### How to complete this task
In the records below, find each line with the word "Approve" and copy it.

##### Provided material

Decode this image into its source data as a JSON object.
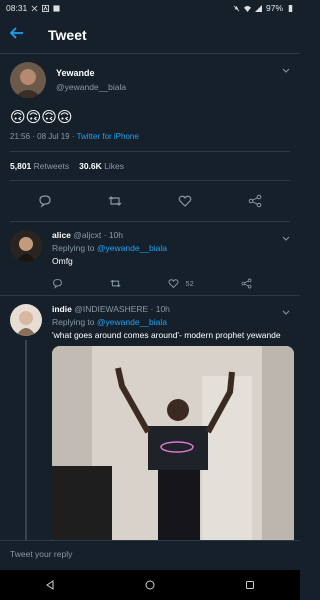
{
  "status_bar": {
    "time": "08:31",
    "battery": "97%"
  },
  "header": {
    "title": "Tweet"
  },
  "main_tweet": {
    "display_name": "Yewande",
    "handle": "@yewande__biala",
    "text": "🙃🙃🙃🙃",
    "time": "21:56 · 08 Jul 19 · ",
    "source": "Twitter for iPhone",
    "retweets_count": "5,801",
    "retweets_label": "Retweets",
    "likes_count": "30.6K",
    "likes_label": "Likes"
  },
  "replies": [
    {
      "display_name": "alice",
      "handle_time": "@aljcxt · 10h",
      "replying_prefix": "Replying to ",
      "replying_to": "@yewande__biala",
      "text": "Omfg",
      "like_count": "52"
    },
    {
      "display_name": "indie",
      "handle_time": "@INDIEWASHERE · 10h",
      "replying_prefix": "Replying to ",
      "replying_to": "@yewande__biala",
      "text": "'what goes around comes around'- modern prophet yewande"
    }
  ],
  "compose": {
    "placeholder": "Tweet your reply"
  },
  "colors": {
    "background": "#15202b",
    "accent": "#1da1f2",
    "muted": "#8899a6"
  }
}
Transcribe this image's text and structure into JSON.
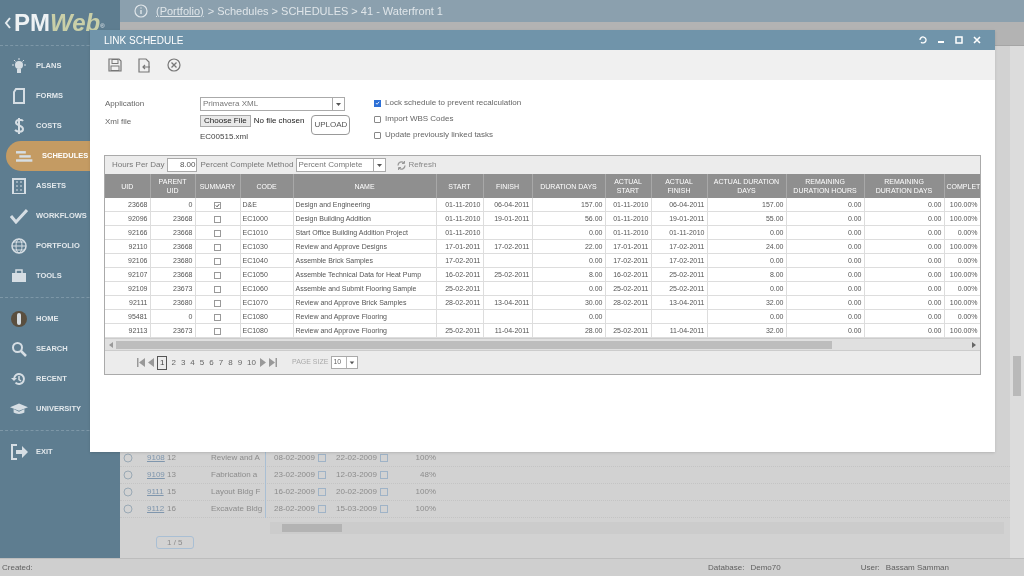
{
  "header": {
    "logo": {
      "prefix": "PM",
      "suffix": "Web",
      "mark": "®"
    },
    "breadcrumb_link": "(Portfolio)",
    "breadcrumb": "> Schedules > SCHEDULES > 41 - Waterfront 1"
  },
  "sidebar": {
    "items": [
      {
        "label": "PLANS",
        "selected": false
      },
      {
        "label": "FORMS",
        "selected": false
      },
      {
        "label": "COSTS",
        "selected": false
      },
      {
        "label": "SCHEDULES",
        "selected": true
      },
      {
        "label": "ASSETS",
        "selected": false
      },
      {
        "label": "WORKFLOWS",
        "selected": false
      },
      {
        "label": "PORTFOLIO",
        "selected": false
      },
      {
        "label": "TOOLS",
        "selected": false
      },
      {
        "label": "HOME",
        "selected": false
      },
      {
        "label": "SEARCH",
        "selected": false
      },
      {
        "label": "RECENT",
        "selected": false
      },
      {
        "label": "UNIVERSITY",
        "selected": false
      },
      {
        "label": "EXIT",
        "selected": false
      }
    ]
  },
  "background_rows": [
    {
      "id": "9108",
      "num": "12",
      "name": "Review and A",
      "start": "08-02-2009",
      "finish": "22-02-2009",
      "percent": "100%"
    },
    {
      "id": "9109",
      "num": "13",
      "name": "Fabrication a",
      "start": "23-02-2009",
      "finish": "12-03-2009",
      "percent": "48%"
    },
    {
      "id": "9111",
      "num": "15",
      "name": "Layout Bldg F",
      "start": "16-02-2009",
      "finish": "20-02-2009",
      "percent": "100%"
    },
    {
      "id": "9112",
      "num": "16",
      "name": "Excavate Bldg",
      "start": "28-02-2009",
      "finish": "15-03-2009",
      "percent": "100%"
    }
  ],
  "background_pager": "1 / 5",
  "status_bar": {
    "created_label": "Created:",
    "database_label": "Database:",
    "database": "Demo70",
    "user_label": "User:",
    "user": "Bassam Samman"
  },
  "dialog": {
    "title": "LINK SCHEDULE",
    "application_label": "Application",
    "application": "Primavera XML",
    "xml_label": "Xml file",
    "choose_file": "Choose File",
    "no_file": "No file chosen",
    "upload": "UPLOAD",
    "file_name": "EC00515.xml",
    "options": [
      {
        "label": "Lock schedule to prevent recalculation",
        "checked": true
      },
      {
        "label": "Import WBS Codes",
        "checked": false
      },
      {
        "label": "Update previously linked tasks",
        "checked": false
      }
    ],
    "hours_label": "Hours Per Day",
    "hours": "8.00",
    "method_label": "Percent Complete Method",
    "method": "Percent Complete",
    "refresh": "Refresh",
    "table": {
      "columns": [
        "UID",
        "PARENT UID",
        "SUMMARY",
        "CODE",
        "NAME",
        "START",
        "FINISH",
        "DURATION DAYS",
        "ACTUAL START",
        "ACTUAL FINISH",
        "ACTUAL DURATION DAYS",
        "REMAINING DURATION HOURS",
        "REMAINING DURATION DAYS",
        "COMPLET"
      ],
      "rows": [
        {
          "uid": "23668",
          "parent": "0",
          "summary": true,
          "code": "D&E",
          "name": "Design and Engineering",
          "start": "01-11-2010",
          "finish": "06-04-2011",
          "duration": "157.00",
          "actual_start": "01-11-2010",
          "actual_finish": "06-04-2011",
          "actual_duration": "157.00",
          "rem_hours": "0.00",
          "rem_days": "0.00",
          "complete": "100.00%"
        },
        {
          "uid": "92096",
          "parent": "23668",
          "summary": false,
          "code": "EC1000",
          "name": "Design Building Addition",
          "start": "01-11-2010",
          "finish": "19-01-2011",
          "duration": "56.00",
          "actual_start": "01-11-2010",
          "actual_finish": "19-01-2011",
          "actual_duration": "55.00",
          "rem_hours": "0.00",
          "rem_days": "0.00",
          "complete": "100.00%"
        },
        {
          "uid": "92166",
          "parent": "23668",
          "summary": false,
          "code": "EC1010",
          "name": "Start Office Building Addition Project",
          "start": "01-11-2010",
          "finish": "",
          "duration": "0.00",
          "actual_start": "01-11-2010",
          "actual_finish": "01-11-2010",
          "actual_duration": "0.00",
          "rem_hours": "0.00",
          "rem_days": "0.00",
          "complete": "0.00%"
        },
        {
          "uid": "92110",
          "parent": "23668",
          "summary": false,
          "code": "EC1030",
          "name": "Review and Approve Designs",
          "start": "17-01-2011",
          "finish": "17-02-2011",
          "duration": "22.00",
          "actual_start": "17-01-2011",
          "actual_finish": "17-02-2011",
          "actual_duration": "24.00",
          "rem_hours": "0.00",
          "rem_days": "0.00",
          "complete": "100.00%"
        },
        {
          "uid": "92106",
          "parent": "23680",
          "summary": false,
          "code": "EC1040",
          "name": "Assemble Brick Samples",
          "start": "17-02-2011",
          "finish": "",
          "duration": "0.00",
          "actual_start": "17-02-2011",
          "actual_finish": "17-02-2011",
          "actual_duration": "0.00",
          "rem_hours": "0.00",
          "rem_days": "0.00",
          "complete": "0.00%"
        },
        {
          "uid": "92107",
          "parent": "23668",
          "summary": false,
          "code": "EC1050",
          "name": "Assemble Technical Data for Heat Pump",
          "start": "16-02-2011",
          "finish": "25-02-2011",
          "duration": "8.00",
          "actual_start": "16-02-2011",
          "actual_finish": "25-02-2011",
          "actual_duration": "8.00",
          "rem_hours": "0.00",
          "rem_days": "0.00",
          "complete": "100.00%"
        },
        {
          "uid": "92109",
          "parent": "23673",
          "summary": false,
          "code": "EC1060",
          "name": "Assemble and Submit Flooring Sample",
          "start": "25-02-2011",
          "finish": "",
          "duration": "0.00",
          "actual_start": "25-02-2011",
          "actual_finish": "25-02-2011",
          "actual_duration": "0.00",
          "rem_hours": "0.00",
          "rem_days": "0.00",
          "complete": "0.00%"
        },
        {
          "uid": "92111",
          "parent": "23680",
          "summary": false,
          "code": "EC1070",
          "name": "Review and Approve Brick Samples",
          "start": "28-02-2011",
          "finish": "13-04-2011",
          "duration": "30.00",
          "actual_start": "28-02-2011",
          "actual_finish": "13-04-2011",
          "actual_duration": "32.00",
          "rem_hours": "0.00",
          "rem_days": "0.00",
          "complete": "100.00%"
        },
        {
          "uid": "95481",
          "parent": "0",
          "summary": false,
          "code": "EC1080",
          "name": "Review and Approve Flooring",
          "start": "",
          "finish": "",
          "duration": "0.00",
          "actual_start": "",
          "actual_finish": "",
          "actual_duration": "0.00",
          "rem_hours": "0.00",
          "rem_days": "0.00",
          "complete": "0.00%"
        },
        {
          "uid": "92113",
          "parent": "23673",
          "summary": false,
          "code": "EC1080",
          "name": "Review and Approve Flooring",
          "start": "25-02-2011",
          "finish": "11-04-2011",
          "duration": "28.00",
          "actual_start": "25-02-2011",
          "actual_finish": "11-04-2011",
          "actual_duration": "32.00",
          "rem_hours": "0.00",
          "rem_days": "0.00",
          "complete": "100.00%"
        }
      ]
    },
    "pages": [
      {
        "label": "1",
        "selected": true
      },
      {
        "label": "2",
        "selected": false
      },
      {
        "label": "3",
        "selected": false
      },
      {
        "label": "4",
        "selected": false
      },
      {
        "label": "5",
        "selected": false
      },
      {
        "label": "6",
        "selected": false
      },
      {
        "label": "7",
        "selected": false
      },
      {
        "label": "8",
        "selected": false
      },
      {
        "label": "9",
        "selected": false
      },
      {
        "label": "10",
        "selected": false
      }
    ],
    "page_size_label": "PAGE SIZE",
    "page_size": "10"
  }
}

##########

### Solution for this problem
          "name": "Review and Approve Designs",
          "name": "Review and Approve Brick Samples",
          "name": "Review and Approve Flooring",
          "name": "Review and Approve Flooring",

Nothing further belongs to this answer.